--- THE PROBLEM ---
Exclude all pictures from your copy of the data below, which should otherwise match exactly.

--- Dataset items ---
************

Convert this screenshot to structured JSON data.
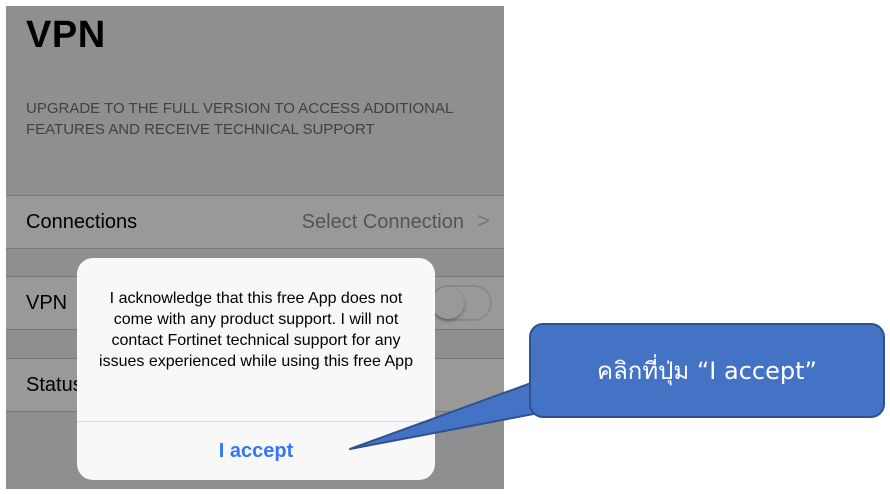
{
  "screen": {
    "title": "VPN",
    "upgrade_text": "UPGRADE TO THE FULL VERSION TO ACCESS ADDITIONAL FEATURES AND RECEIVE TECHNICAL SUPPORT",
    "rows": {
      "connections_label": "Connections",
      "connections_value": "Select Connection",
      "vpn_label": "VPN",
      "status_label": "Status"
    }
  },
  "alert": {
    "message": "I acknowledge that this free App does not come with any product support. I will not contact Fortinet technical support for any issues experienced while using this free App",
    "button_label": "I accept",
    "button_color": "#3377ff"
  },
  "callout": {
    "text": "คลิกที่ปุ่ม “I accept”",
    "color": "#4472c4"
  }
}
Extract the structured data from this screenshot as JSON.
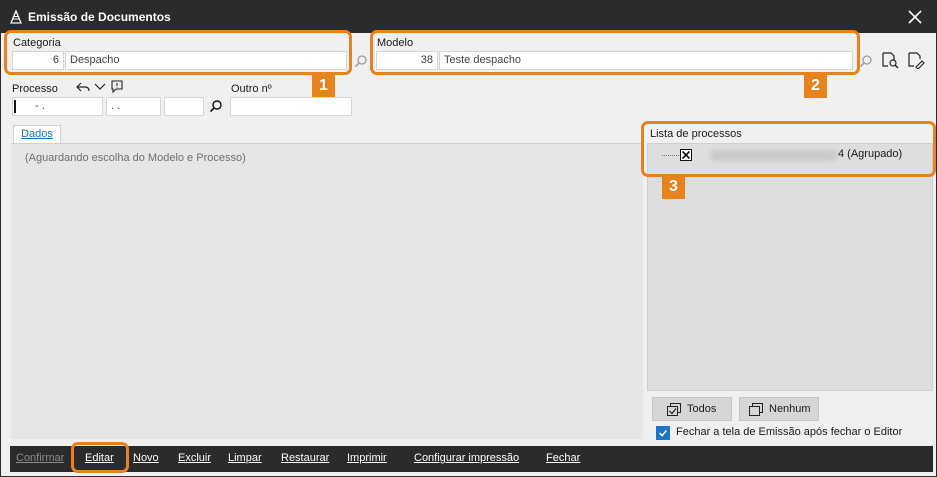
{
  "window": {
    "title": "Emissão de Documentos"
  },
  "categoria": {
    "label": "Categoria",
    "code": "6",
    "name": "Despacho"
  },
  "modelo": {
    "label": "Modelo",
    "code": "38",
    "name": "Teste despacho"
  },
  "processo": {
    "label": "Processo",
    "part1": "- .",
    "part2": ". .",
    "part3": ""
  },
  "outro": {
    "label": "Outro nº",
    "value": ""
  },
  "tabs": [
    {
      "label": "Dados"
    }
  ],
  "dados": {
    "placeholder": "(Aguardando escolha do Modelo e Processo)"
  },
  "lista": {
    "title": "Lista de processos",
    "items": [
      {
        "suffix": "4 (Agrupado)",
        "checked": true
      }
    ]
  },
  "buttons": {
    "todos": "Todos",
    "nenhum": "Nenhum"
  },
  "fechar_checkbox": {
    "label": "Fechar a tela de Emissão após fechar o Editor",
    "checked": true
  },
  "bottom": {
    "confirmar": "Confirmar",
    "editar": "Editar",
    "novo": "Novo",
    "excluir": "Excluir",
    "limpar": "Limpar",
    "restaurar": "Restaurar",
    "imprimir": "Imprimir",
    "configurar": "Configurar impressão",
    "fechar": "Fechar"
  },
  "callouts": [
    "1",
    "2",
    "3"
  ],
  "colors": {
    "accent": "#e8821e",
    "titlebar": "#2b2b2b",
    "checkbox": "#1e74c6",
    "tab_text": "#1e6fb5"
  },
  "icons": [
    "app-icon",
    "close-icon",
    "search-icon",
    "undo-icon",
    "chevron-down-icon",
    "note-icon",
    "search-doc-icon",
    "edit-doc-icon",
    "checkbox-icon",
    "check-all-icon",
    "uncheck-all-icon"
  ]
}
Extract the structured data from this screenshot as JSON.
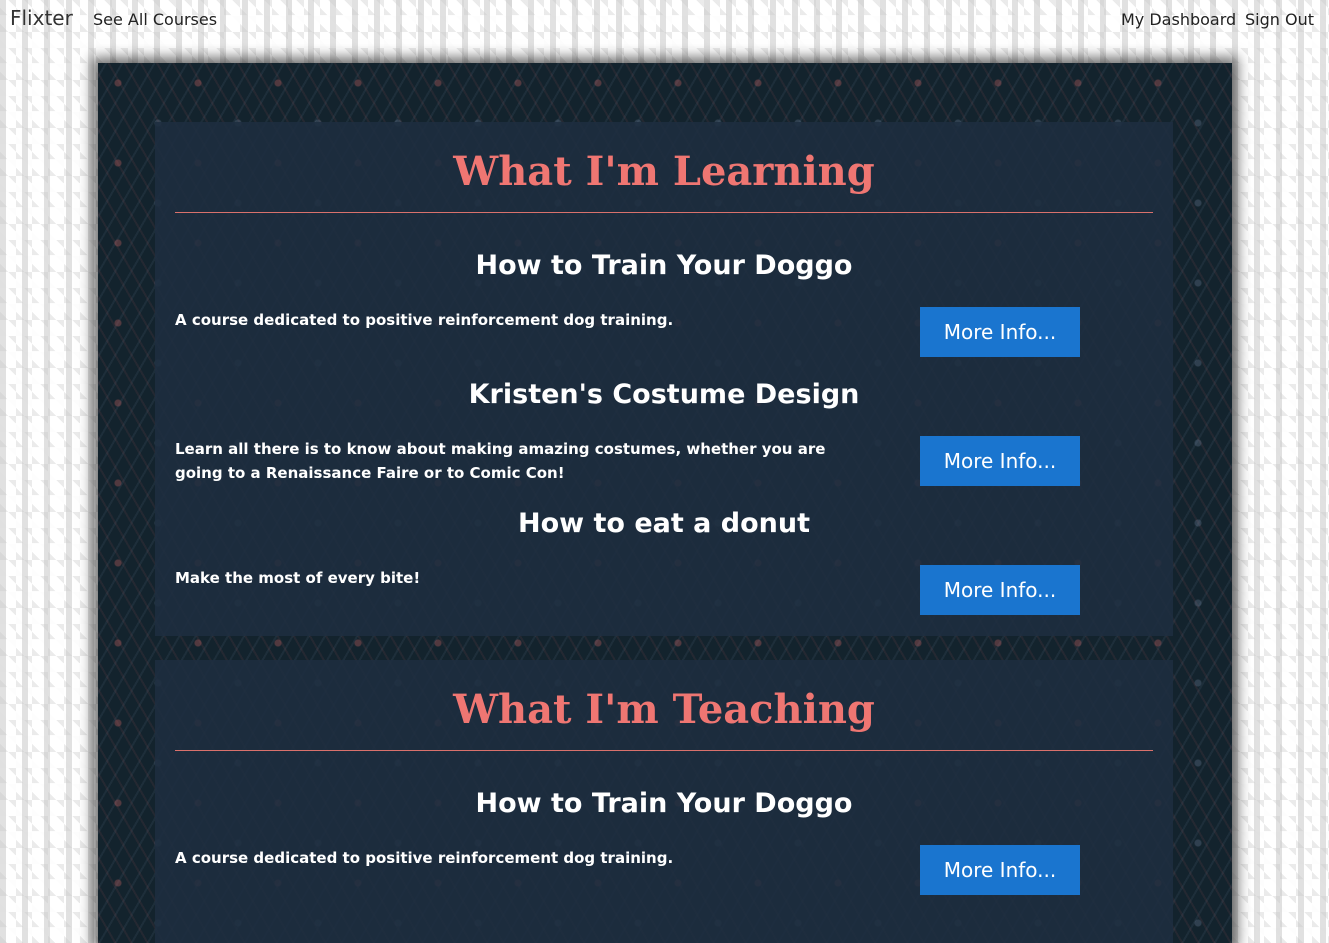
{
  "nav": {
    "brand": "Flixter",
    "see_all": "See All Courses",
    "dashboard": "My Dashboard",
    "sign_out": "Sign Out"
  },
  "learning": {
    "title": "What I'm Learning",
    "courses": [
      {
        "title": "How to Train Your Doggo",
        "description": "A course dedicated to positive reinforcement dog training.",
        "button": "More Info..."
      },
      {
        "title": "Kristen's Costume Design",
        "description": "Learn all there is to know about making amazing costumes, whether you are going to a Renaissance Faire or to Comic Con!",
        "button": "More Info..."
      },
      {
        "title": "How to eat a donut",
        "description": "Make the most of every bite!",
        "button": "More Info..."
      }
    ]
  },
  "teaching": {
    "title": "What I'm Teaching",
    "courses": [
      {
        "title": "How to Train Your Doggo",
        "description": "A course dedicated to positive reinforcement dog training.",
        "button": "More Info..."
      }
    ]
  },
  "colors": {
    "accent": "#ef7672",
    "button": "#1a75cf",
    "frame": "#13232d",
    "panel": "#1e2e40"
  }
}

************

--- TASK SOLUTION ---
Convert this screenshot to structured JSON data.
{
  "screen": {
    "title": "VPN",
    "upgrade_text": "UPGRADE TO THE FULL VERSION TO ACCESS ADDITIONAL FEATURES AND RECEIVE TECHNICAL SUPPORT",
    "rows": {
      "connections_label": "Connections",
      "connections_value": "Select Connection",
      "vpn_label": "VPN",
      "status_label": "Status"
    }
  },
  "alert": {
    "message": "I acknowledge that this free App does not come with any product support. I will not contact Fortinet technical support for any issues experienced while using this free App",
    "button_label": "I accept",
    "button_color": "#3377ff"
  },
  "callout": {
    "text": "คลิกที่ปุ่ม “I accept”",
    "color": "#4472c4"
  }
}
Extract the structured data from this screenshot as JSON.
{
  "window": {
    "title": "Emissão de Documentos"
  },
  "categoria": {
    "label": "Categoria",
    "code": "6",
    "name": "Despacho"
  },
  "modelo": {
    "label": "Modelo",
    "code": "38",
    "name": "Teste despacho"
  },
  "processo": {
    "label": "Processo",
    "part1": "- .",
    "part2": ". .",
    "part3": ""
  },
  "outro": {
    "label": "Outro nº",
    "value": ""
  },
  "tabs": [
    {
      "label": "Dados"
    }
  ],
  "dados": {
    "placeholder": "(Aguardando escolha do Modelo e Processo)"
  },
  "lista": {
    "title": "Lista de processos",
    "items": [
      {
        "suffix": "4 (Agrupado)",
        "checked": true
      }
    ]
  },
  "buttons": {
    "todos": "Todos",
    "nenhum": "Nenhum"
  },
  "fechar_checkbox": {
    "label": "Fechar a tela de Emissão após fechar o Editor",
    "checked": true
  },
  "bottom": {
    "confirmar": "Confirmar",
    "editar": "Editar",
    "novo": "Novo",
    "excluir": "Excluir",
    "limpar": "Limpar",
    "restaurar": "Restaurar",
    "imprimir": "Imprimir",
    "configurar": "Configurar impressão",
    "fechar": "Fechar"
  },
  "callouts": [
    "1",
    "2",
    "3"
  ],
  "colors": {
    "accent": "#e8821e",
    "titlebar": "#2b2b2b",
    "checkbox": "#1e74c6",
    "tab_text": "#1e6fb5"
  },
  "icons": [
    "app-icon",
    "close-icon",
    "search-icon",
    "undo-icon",
    "chevron-down-icon",
    "note-icon",
    "search-doc-icon",
    "edit-doc-icon",
    "checkbox-icon",
    "check-all-icon",
    "uncheck-all-icon"
  ]
}
Extract the structured data from this screenshot as JSON.
{
  "nav": {
    "brand": "Flixter",
    "see_all": "See All Courses",
    "dashboard": "My Dashboard",
    "sign_out": "Sign Out"
  },
  "learning": {
    "title": "What I'm Learning",
    "courses": [
      {
        "title": "How to Train Your Doggo",
        "description": "A course dedicated to positive reinforcement dog training.",
        "button": "More Info..."
      },
      {
        "title": "Kristen's Costume Design",
        "description": "Learn all there is to know about making amazing costumes, whether you are going to a Renaissance Faire or to Comic Con!",
        "button": "More Info..."
      },
      {
        "title": "How to eat a donut",
        "description": "Make the most of every bite!",
        "button": "More Info..."
      }
    ]
  },
  "teaching": {
    "title": "What I'm Teaching",
    "courses": [
      {
        "title": "How to Train Your Doggo",
        "description": "A course dedicated to positive reinforcement dog training.",
        "button": "More Info..."
      }
    ]
  },
  "colors": {
    "accent": "#ef7672",
    "button": "#1a75cf",
    "frame": "#13232d",
    "panel": "#1e2e40"
  }
}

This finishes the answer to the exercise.